Statement by Ambassador Dr. Maleeha Lodhi, Permanent Representative of Pakistan at the Security Council Open Debate on “Situation in the Middle East, including the Palestinian question” (October 18, 2017)

Mr. President,

My delegation thanks the French Presidency of the Security Council for convening this open debate.

We thank the Assistant Secretary General for his briefing.

Discussions on the situation in the Middle East invariably become a somber reminder of the specter of violence and conflict that has afflicted millions across the region. And nothing epitomizes this more than the plight of the Palestinian people.

On the fiftieth anniversary of the illegal occupation of their homeland, the aspirations of the Palestinian people to live a life of freedom and dignity still remain a distant and elusive ideal.

Lack of progress on the Palestinian issue has not only betrayed the hopes and aspirations of generations of Palestinians, it has also sowed the seeds of endless hostility and discord in the region.

Some aspects of the Middle East’s political landscape today however, offer reason for optimism. The political reconciliation forged between Fatah and Hamas in Cairo last week is a landmark achievement. It not only restores political unity within Palestinian ranks, but also provides renewed strength and vigor to the legitimate cause of the Palestinian people.

We congratulate the Palestinians on this singular achievement and hope this will lead to real progress.

But this development by itself is not enough to tip the scales of justice in favor of the long-suffering Palestinians.

The international community must renew its resolve to sustain this positive momentum. As a first step, the illegal and oppressive siege of Gaza by Israel must be lifted.

Mr. President,

A viable, independent and contiguous State of Palestine on the basis of internationally agreed parameters, the pre-1967 borders and with Al-Quds Al-Sharif as its capital, is the only sustainable guarantee for enduring peace in the Middle East.

Secretary General Antonio Guterres, during his recent visit to Gaza said “I have a dream. A dream to one day see the Holy Land with two states”.
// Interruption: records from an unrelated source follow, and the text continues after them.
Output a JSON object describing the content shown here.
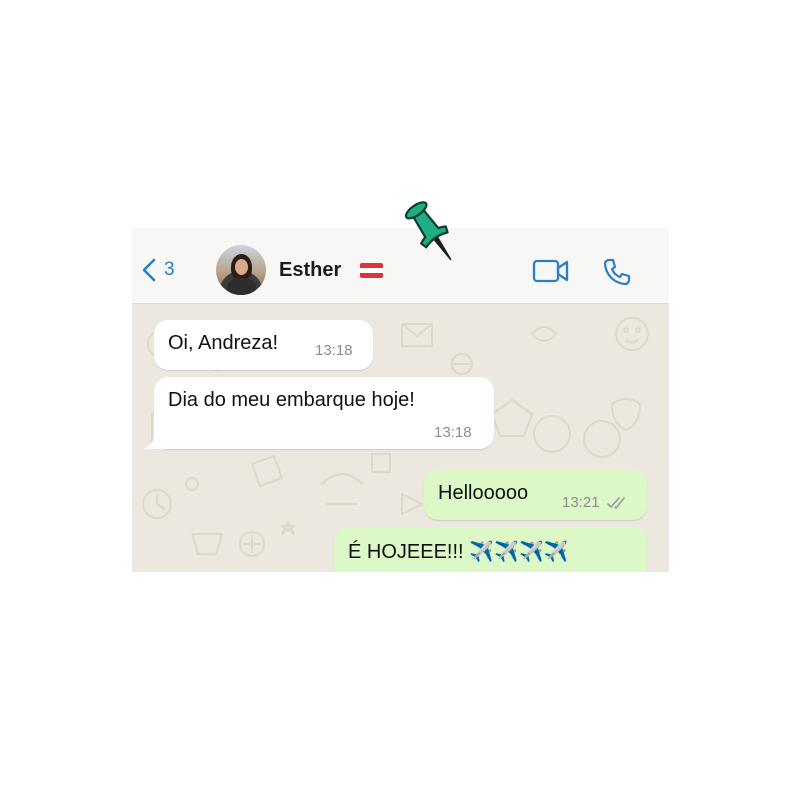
{
  "header": {
    "back_count": "3",
    "contact_name": "Esther"
  },
  "colors": {
    "accent": "#2a7ec3",
    "incoming_bubble": "#ffffff",
    "outgoing_bubble": "#dcf8c6",
    "chat_background": "#ece7df",
    "pin": "#1fae84"
  },
  "messages": [
    {
      "direction": "incoming",
      "text": "Oi, Andreza!",
      "time": "13:18"
    },
    {
      "direction": "incoming",
      "text": "Dia do meu embarque hoje!",
      "time": "13:18"
    },
    {
      "direction": "outgoing",
      "text": "Hellooooo",
      "time": "13:21",
      "status": "delivered-double-check"
    },
    {
      "direction": "outgoing",
      "text": "É HOJEEE!!! ✈️✈️✈️✈️"
    }
  ],
  "icons": {
    "back": "chevron-left-icon",
    "video": "video-camera-icon",
    "call": "phone-icon",
    "flag": "austria-flag-icon",
    "pin": "pushpin-icon"
  }
}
Yet this vision is consistently being undermined by the illegal Israeli settlements in occupied territories. As affirmed by the Secretary General in his reports to this Council pursuant to its Resolution 2334, the settlement activity has in fact been stepped up.

In addition, the systematic practice of dispossessing Palestinians of their homes and displacing them from their lands and livelihoods, in the West Bank, including East Jerusalem, continues unabated.
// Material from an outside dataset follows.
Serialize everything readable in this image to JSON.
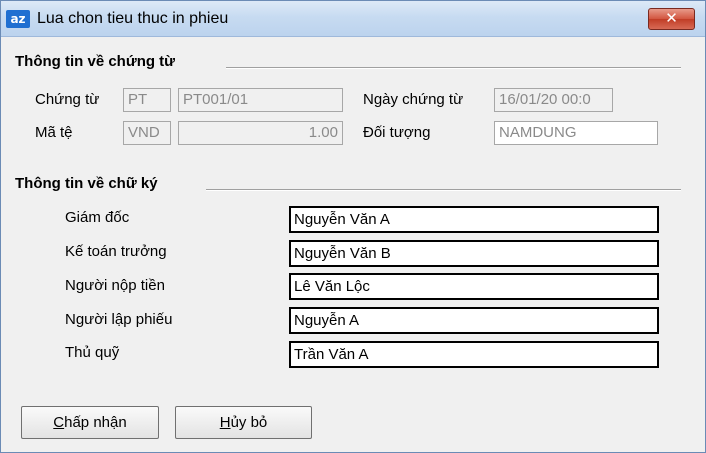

Any unilateral attempts by Israel to alter or re-engineer the existing status quo in the old city of Jerusalem, is an unacceptable provocation for billions of Muslims around the world, and must cease. This was highlighted again during tensions surrounding the holy Al Aqsa mosque in July. Creating alternate ‘facts on the ground’ cannot change historic realities or nuetralise the legal rights of people living under foreign occupation, in Palestine, and elsewhere.

A just peace in Palestine is not only a matter of regional significance; it is a fundamental pre-condition for global peace and security. A two-state ‘solution’ remains an absolute imperative as there is no ‘Plan B’ for the region.

Mr. President,

Challenges confronting the Middle East are myriad and complex. They are also often mutually reinforcing and interlinked, and thus, require greater cooperation and coordination between the regional states.

Pakistan reaffirms its unequivocal support to the sovereignty and territorial integrity of the brotherly people of Iraq. We are convinced that a solution to Iraq’s problems must be found within a united and inclusive Iraqi state, recognizing and reconciling the interests of all Iraqi people.

A Syrian-led and Syrian-driven process of political reconciliation is the only pathway to lasting peace in that country. The intra-Syrian talks are pivotal towards this end. We hope that the parties will show the necessary flexibility and compromise to bridge their differences.

Meanwhile, the situation in Yemen remains grim: fifteen million people in the country lack adequate access to clean water, sanitation and hygiene, while seven million are faced with the threat of famine. All this is exacerbated by over 800,000 suspected cases of cholera. This demands both a surge in diplomacy as well as humanitarian support to the millions of people in need across that country.

Mr. President,

In his address to the General Assembly this year, the Secretary General noted: ‘We are a world in pieces. We need to be a world at peace.’ Our journey towards this shared ideal can only begin in the Middle East.

I thank you.